Digital IDs mean manageable and critical change, FIDO tells US federal security leaders
Clearly appreciating that it was selling digital authentication to data-security officials in the inertia-guided U.S. federal bureaucracy, a FIDO Alliance panel speaking in a webinar spent a lot of time telling them not to panic.
New anti-phishing procedures are on the way, the panel said, but they come with practical levels of flexibility and don’t require replacing time-honored personal ID verification (PIV) credentials and common access cards.
The alliance members, in an accompanying white paper, stipulated that implementing single sign-on, life-cycle management, and digital identity risk assessments “are table stakes for federal zero trust implementations and prerequisites for U.S. government FIDO deployments.”
The panel discussion followed publication of the white paper, which is both detailed and high-level, giving bureaucrats guidance in deploying FIDO authentication. Both are results of a request by the White House to help accelerate FIDO systems and processes.
What has been delivered is more nuanced.
If PIV and CACs are already meeting your needs, that’s great,” said Tom Clancy, an engineer with government researcher Mitre and a panelist.
“Think about FIDO authentication as a replacement for phishable authentication,” Clancy said, “not as a replacement for PIVs and CACs.”
The white paper states that the goal should be “narrowing” what methods government employees use for multi-factor authentication.

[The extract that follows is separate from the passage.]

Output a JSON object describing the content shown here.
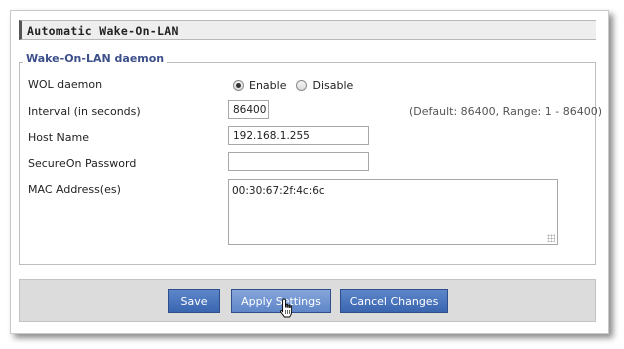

A better way of putting it would limiting ineffective tactics.
Digital ID credential and access management should include any step that is resistant to phishing, a component of the government’s zero trust strategy.
Agencies need to figure out which FIDO authenticator best fits their needs, said Zach Martin, a panelist and senior policy advisor at the law firm Venable.
Clancy and Martin were joined on the webinar’s panel by Teresa Wu of Idemia, who is also co-chair of the FIDO Alliance’s Government Deployment Working Group, Lisa Palma of LC&J Security Solutions and Joe Scalone of Yubico.
The report recommends that agencies run pilots for new-to-them authenticators and make sure processes including credential revocation and access control are effective.
Digital ID risk-assessments, or DIRAs, also have to be implemented as repeatable ways to judge anti-phishing procedures for multiple resources in various contexts.
Clancy said the DIRA process is especially important when implementation runs aground on cultural barriers.
Clancy said staff may push false choices, like that PIV cards and passwords are the only options. A risk assessment will provide a more objective, open-ended view of alternatives.
Indeed, he said that “in some agencies, there is a reluctant to approve alternatives.” That could be “contributing to a reliance on waivers or unsafe authentication” like passwords.